→ Task requirements:
Show the lines of the material that contain the word "cannot".

→ Data excerpts:
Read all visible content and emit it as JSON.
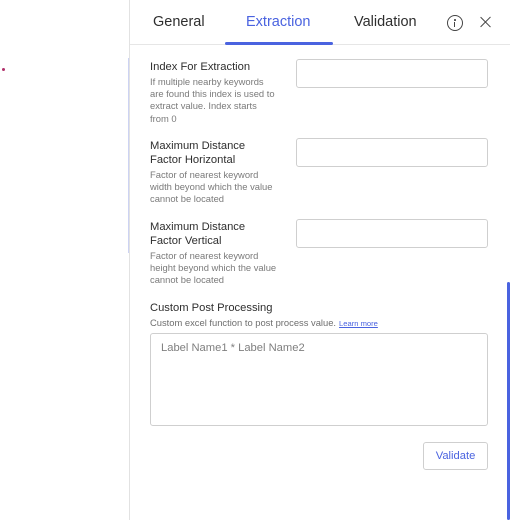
{
  "tabs": {
    "general": "General",
    "extraction": "Extraction",
    "validation": "Validation",
    "active": "Extraction"
  },
  "header_icons": [
    "info-icon",
    "close-icon"
  ],
  "fields": {
    "index": {
      "title": "Index For Extraction",
      "description": "If multiple nearby keywords are found this index is used to extract value. Index starts from 0",
      "value": ""
    },
    "horizontal": {
      "title": "Maximum Distance Factor Horizontal",
      "description": "Factor of nearest keyword width beyond which the value cannot be located",
      "value": ""
    },
    "vertical": {
      "title": "Maximum Distance Factor Vertical",
      "description": "Factor of nearest keyword height beyond which the value cannot be located",
      "value": ""
    },
    "post_processing": {
      "title": "Custom Post Processing",
      "description": "Custom excel function to post process value.",
      "learn_more": "Learn more",
      "placeholder": "Label Name1 * Label Name2",
      "value": ""
    }
  },
  "validate_label": "Validate",
  "colors": {
    "accent": "#4a63e0",
    "text": "#2e2e2e",
    "muted": "#7a7a7a",
    "border": "#cfcfcf"
  }
}
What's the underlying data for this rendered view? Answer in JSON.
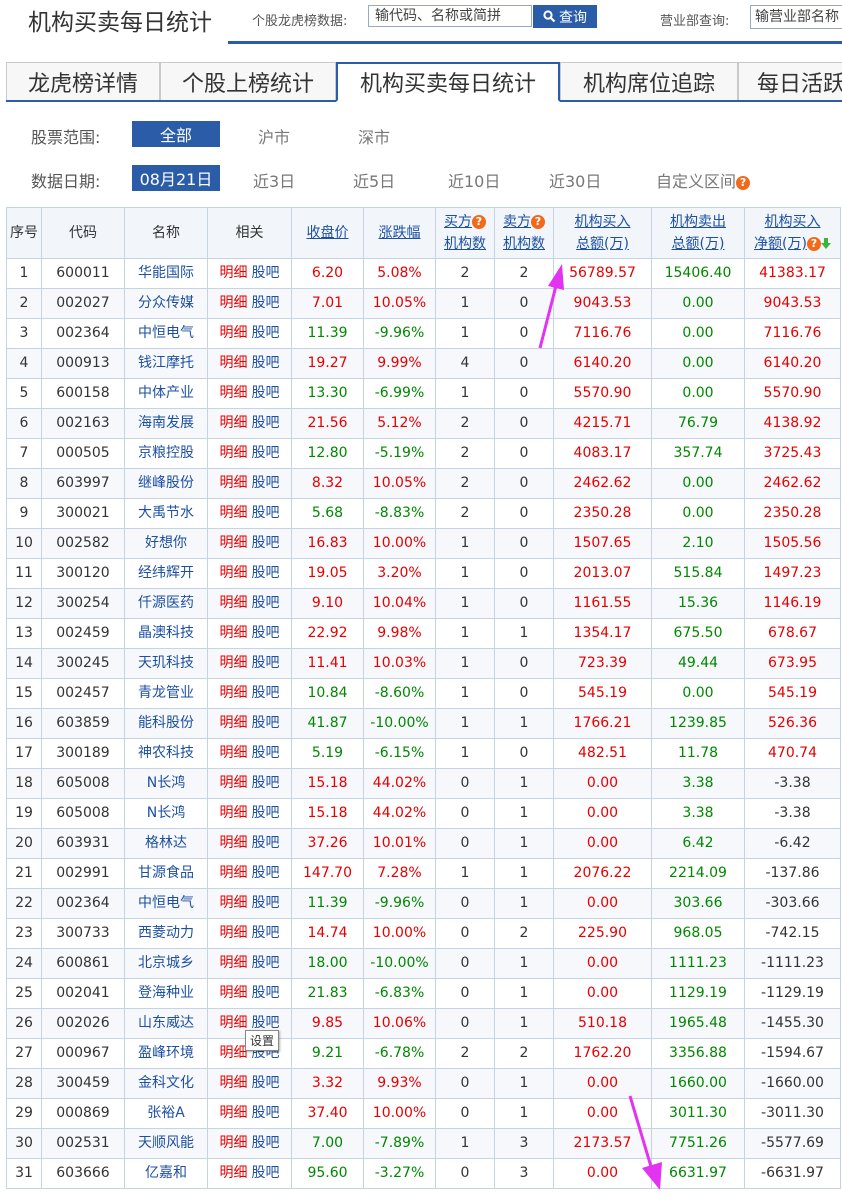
{
  "header": {
    "title": "机构买卖每日统计",
    "stock_query_label": "个股龙虎榜数据:",
    "stock_query_placeholder": "输代码、名称或简拼",
    "query_button": "查询",
    "branch_query_label": "营业部查询:",
    "branch_query_placeholder": "输营业部名称"
  },
  "tabs": [
    "龙虎榜详情",
    "个股上榜统计",
    "机构买卖每日统计",
    "机构席位追踪",
    "每日活跃"
  ],
  "filters": {
    "scope_label": "股票范围:",
    "scope_options": [
      "全部",
      "沪市",
      "深市"
    ],
    "date_label": "数据日期:",
    "date_options": [
      "08月21日",
      "近3日",
      "近5日",
      "近10日",
      "近30日",
      "自定义区间"
    ]
  },
  "table": {
    "headers": {
      "seq": "序号",
      "code": "代码",
      "name": "名称",
      "related": "相关",
      "close": "收盘价",
      "change": "涨跌幅",
      "buy_inst_1": "买方",
      "buy_inst_2": "机构数",
      "sell_inst_1": "卖方",
      "sell_inst_2": "机构数",
      "buy_total_1": "机构买入",
      "buy_total_2": "总额(万)",
      "sell_total_1": "机构卖出",
      "sell_total_2": "总额(万)",
      "net_1": "机构买入",
      "net_2": "净额(万)"
    },
    "detail_link": "明细",
    "forum_link": "股吧",
    "rows": [
      [
        "1",
        "600011",
        "华能国际",
        "6.20",
        "5.08%",
        "2",
        "2",
        "56789.57",
        "15406.40",
        "41383.17"
      ],
      [
        "2",
        "002027",
        "分众传媒",
        "7.01",
        "10.05%",
        "1",
        "0",
        "9043.53",
        "0.00",
        "9043.53"
      ],
      [
        "3",
        "002364",
        "中恒电气",
        "11.39",
        "-9.96%",
        "1",
        "0",
        "7116.76",
        "0.00",
        "7116.76"
      ],
      [
        "4",
        "000913",
        "钱江摩托",
        "19.27",
        "9.99%",
        "4",
        "0",
        "6140.20",
        "0.00",
        "6140.20"
      ],
      [
        "5",
        "600158",
        "中体产业",
        "13.30",
        "-6.99%",
        "1",
        "0",
        "5570.90",
        "0.00",
        "5570.90"
      ],
      [
        "6",
        "002163",
        "海南发展",
        "21.56",
        "5.12%",
        "2",
        "0",
        "4215.71",
        "76.79",
        "4138.92"
      ],
      [
        "7",
        "000505",
        "京粮控股",
        "12.80",
        "-5.19%",
        "2",
        "0",
        "4083.17",
        "357.74",
        "3725.43"
      ],
      [
        "8",
        "603997",
        "继峰股份",
        "8.32",
        "10.05%",
        "2",
        "0",
        "2462.62",
        "0.00",
        "2462.62"
      ],
      [
        "9",
        "300021",
        "大禹节水",
        "5.68",
        "-8.83%",
        "2",
        "0",
        "2350.28",
        "0.00",
        "2350.28"
      ],
      [
        "10",
        "002582",
        "好想你",
        "16.83",
        "10.00%",
        "1",
        "0",
        "1507.65",
        "2.10",
        "1505.56"
      ],
      [
        "11",
        "300120",
        "经纬辉开",
        "19.05",
        "3.20%",
        "1",
        "0",
        "2013.07",
        "515.84",
        "1497.23"
      ],
      [
        "12",
        "300254",
        "仟源医药",
        "9.10",
        "10.04%",
        "1",
        "0",
        "1161.55",
        "15.36",
        "1146.19"
      ],
      [
        "13",
        "002459",
        "晶澳科技",
        "22.92",
        "9.98%",
        "1",
        "1",
        "1354.17",
        "675.50",
        "678.67"
      ],
      [
        "14",
        "300245",
        "天玑科技",
        "11.41",
        "10.03%",
        "1",
        "0",
        "723.39",
        "49.44",
        "673.95"
      ],
      [
        "15",
        "002457",
        "青龙管业",
        "10.84",
        "-8.60%",
        "1",
        "0",
        "545.19",
        "0.00",
        "545.19"
      ],
      [
        "16",
        "603859",
        "能科股份",
        "41.87",
        "-10.00%",
        "1",
        "1",
        "1766.21",
        "1239.85",
        "526.36"
      ],
      [
        "17",
        "300189",
        "神农科技",
        "5.19",
        "-6.15%",
        "1",
        "0",
        "482.51",
        "11.78",
        "470.74"
      ],
      [
        "18",
        "605008",
        "N长鸿",
        "15.18",
        "44.02%",
        "0",
        "1",
        "0.00",
        "3.38",
        "-3.38"
      ],
      [
        "19",
        "605008",
        "N长鸿",
        "15.18",
        "44.02%",
        "0",
        "1",
        "0.00",
        "3.38",
        "-3.38"
      ],
      [
        "20",
        "603931",
        "格林达",
        "37.26",
        "10.01%",
        "0",
        "1",
        "0.00",
        "6.42",
        "-6.42"
      ],
      [
        "21",
        "002991",
        "甘源食品",
        "147.70",
        "7.28%",
        "1",
        "1",
        "2076.22",
        "2214.09",
        "-137.86"
      ],
      [
        "22",
        "002364",
        "中恒电气",
        "11.39",
        "-9.96%",
        "0",
        "1",
        "0.00",
        "303.66",
        "-303.66"
      ],
      [
        "23",
        "300733",
        "西菱动力",
        "14.74",
        "10.00%",
        "0",
        "2",
        "225.90",
        "968.05",
        "-742.15"
      ],
      [
        "24",
        "600861",
        "北京城乡",
        "18.00",
        "-10.00%",
        "0",
        "1",
        "0.00",
        "1111.23",
        "-1111.23"
      ],
      [
        "25",
        "002041",
        "登海种业",
        "21.83",
        "-6.83%",
        "0",
        "1",
        "0.00",
        "1129.19",
        "-1129.19"
      ],
      [
        "26",
        "002026",
        "山东威达",
        "9.85",
        "10.06%",
        "0",
        "1",
        "510.18",
        "1965.48",
        "-1455.30"
      ],
      [
        "27",
        "000967",
        "盈峰环境",
        "9.21",
        "-6.78%",
        "2",
        "2",
        "1762.20",
        "3356.88",
        "-1594.67"
      ],
      [
        "28",
        "300459",
        "金科文化",
        "3.32",
        "9.93%",
        "0",
        "1",
        "0.00",
        "1660.00",
        "-1660.00"
      ],
      [
        "29",
        "000869",
        "张裕A",
        "37.40",
        "10.00%",
        "0",
        "1",
        "0.00",
        "3011.30",
        "-3011.30"
      ],
      [
        "30",
        "002531",
        "天顺风能",
        "7.00",
        "-7.89%",
        "1",
        "3",
        "2173.57",
        "7751.26",
        "-5577.69"
      ],
      [
        "31",
        "603666",
        "亿嘉和",
        "95.60",
        "-3.27%",
        "0",
        "3",
        "0.00",
        "6631.97",
        "-6631.97"
      ]
    ]
  },
  "tooltip": "设置",
  "colors": {
    "accent": "#2a5ca8",
    "up": "#e60000",
    "down": "#008800",
    "annotation_arrow": "#e233f0",
    "help_icon": "#f06a1a"
  },
  "icons": {
    "search": "search-icon",
    "help": "question-icon",
    "sort_desc": "sort-down-icon",
    "annotation": "arrow-icon"
  }
}
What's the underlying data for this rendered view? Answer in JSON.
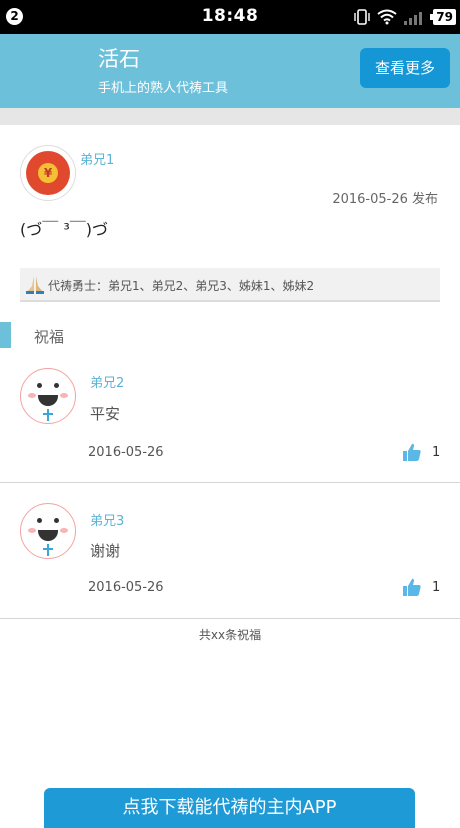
{
  "status_bar": {
    "notification_count": "2",
    "time": "18:48",
    "battery": "79"
  },
  "header": {
    "title": "活石",
    "subtitle": "手机上的熟人代祷工具",
    "more_button": "查看更多"
  },
  "post": {
    "author": "弟兄1",
    "date": "2016-05-26 发布",
    "content": "(づ￣ ³￣)づ",
    "prayer_warriors": "代祷勇士：弟兄1、弟兄2、弟兄3、姊妹1、姊妹2"
  },
  "blessings": {
    "title": "祝福",
    "items": [
      {
        "author": "弟兄2",
        "text": "平安",
        "date": "2016-05-26",
        "likes": "1"
      },
      {
        "author": "弟兄3",
        "text": "谢谢",
        "date": "2016-05-26",
        "likes": "1"
      }
    ],
    "total": "共xx条祝福"
  },
  "footer": {
    "download_button": "点我下载能代祷的主内APP"
  },
  "colors": {
    "header_bg": "#6cc0d9",
    "accent_button": "#1597d6",
    "name_color": "#5bb3d6"
  }
}
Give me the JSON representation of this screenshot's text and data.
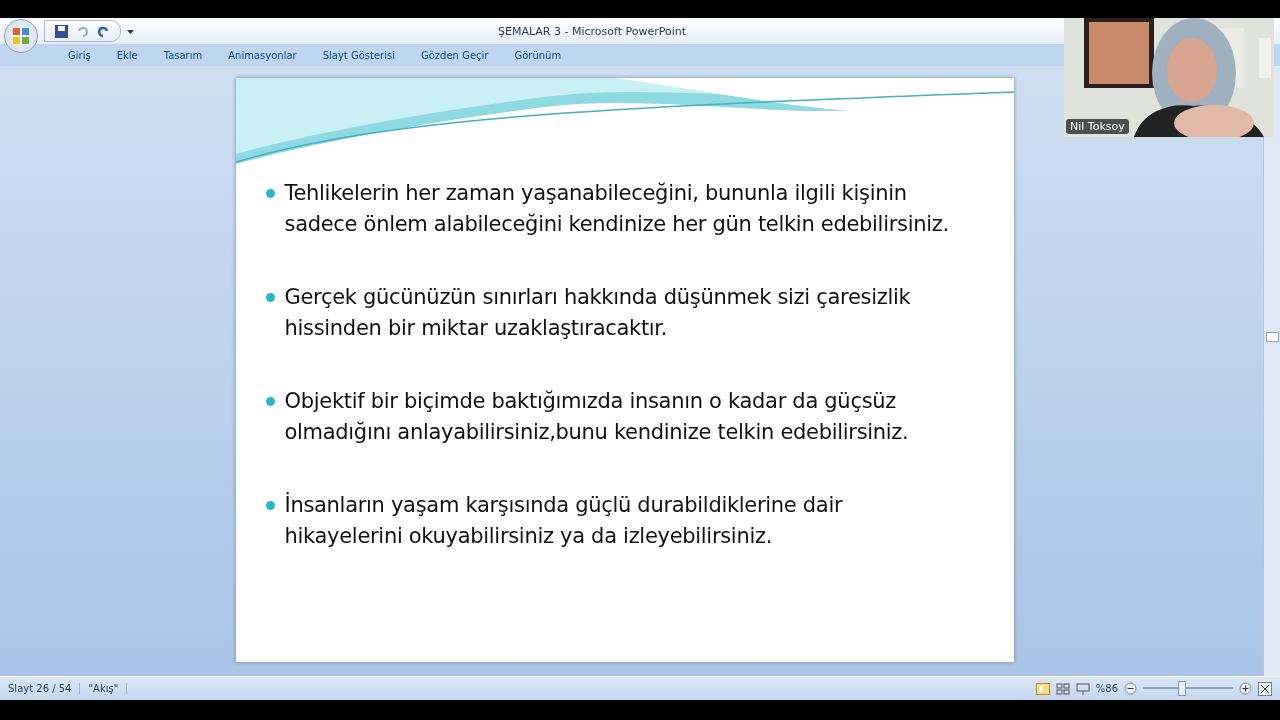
{
  "window": {
    "title": "ŞEMALAR 3 - Microsoft PowerPoint"
  },
  "ribbon_tabs": [
    {
      "label": "Giriş",
      "selected": false
    },
    {
      "label": "Ekle",
      "selected": false
    },
    {
      "label": "Tasarım",
      "selected": false
    },
    {
      "label": "Animasyonlar",
      "selected": false
    },
    {
      "label": "Slayt Gösterisi",
      "selected": false
    },
    {
      "label": "Gözden Geçir",
      "selected": false
    },
    {
      "label": "Görünüm",
      "selected": false
    }
  ],
  "slide": {
    "bullets": [
      "Tehlikelerin her zaman yaşanabileceğini, bununla ilgili  kişinin sadece önlem alabileceğini kendinize her gün telkin edebilirsiniz.",
      "Gerçek gücünüzün sınırları hakkında düşünmek sizi çaresizlik hissinden bir miktar uzaklaştıracaktır.",
      "Objektif bir biçimde  baktığımızda insanın o kadar da güçsüz olmadığını anlayabilirsiniz,bunu kendinize telkin edebilirsiniz.",
      "İnsanların yaşam karşısında güçlü durabildiklerine  dair hikayelerini okuyabilirsiniz ya da izleyebilirsiniz."
    ]
  },
  "webcam": {
    "kind": "picture",
    "name": "Nil Toksoy"
  },
  "status_bar": {
    "slide": "Slayt 26 / 54",
    "theme": "\"Akış\"",
    "zoom": "%86",
    "zoom_level": {
      "level": 0.43
    }
  }
}
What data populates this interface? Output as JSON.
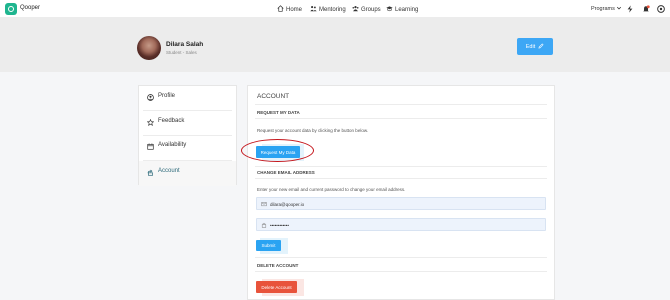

→ Task response:
      "description": "Factor of nearest keyword width beyond which the value cannot be located",
      "description": "Factor of nearest keyword height beyond which the value cannot be located",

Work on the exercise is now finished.